Nandan Denim (NDL) reported decent numbers in the quarter gone by despite marginal decline in its margins. Our view on the stock has been positive on account of some fundamentally strong factors that were elaborated in our coverage initiation article. We reiterate our stance, notwithstanding some minor hiccups in the latest earnings report.
Quarter at a glance
From a year-on-year (YoY) perspective, completion of capacity expansions at the denim fabric, shirting fabric, and yarn manufacturing units in FY17 led to a significant increase in NDL’s top-line, gross profit, and EBITDA during the quarter ended June 2017. However, an uptick in average realisation per metre (from Rs 131.6 in FY17 to nearly Rs 140 in Q1FY18) was offset by higher cotton procurement costs and a rise in operating expenses, thereby impacting the company’s operating margins. Conclusion of the capex resulted in higher depreciation and finance costs too, eventually taking a toll on the final profit margin.
NDL is likely to reduce its Rs 475-crore debt (as on June 30, 2017) by Rs 55-60 crore every year from its regular cash flows. The capacity utilisation rate at the company’s denim manufacturing facility is expected to scale up from 85 percent in the recently-concluded quarter to 90 percent by FY18-end, thereby supporting higher volume-driven sales growth in the long-run.
Though headwinds such as Gujarat floods and pink bollworm attack on cotton fields in the state may lead to higher raw material prices, NDL’s management didn’t sound too worried. The company has 47-60 days of cotton inventory and is reasonably confident of adequate supplies as the pan-India cotton acreage has improved substantially. In the worst case scenario of supply declining, the Government has an option to resort to cotton imports too. Therefore, going forward, the company doesn’t expect margin compression attributable to raw material costs.

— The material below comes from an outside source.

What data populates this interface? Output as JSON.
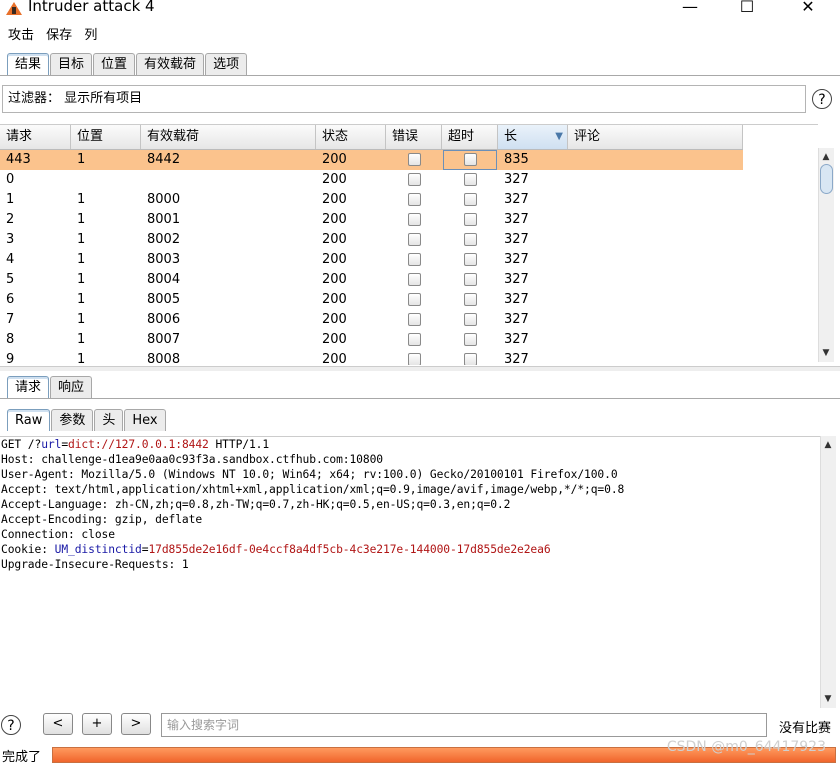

We have not revised our estimates post the earnings. We feel the stock, at 8.3x FY19 projected earnings, looks reasonably valued. Investors with a long-term investment horizon should consider accumulation.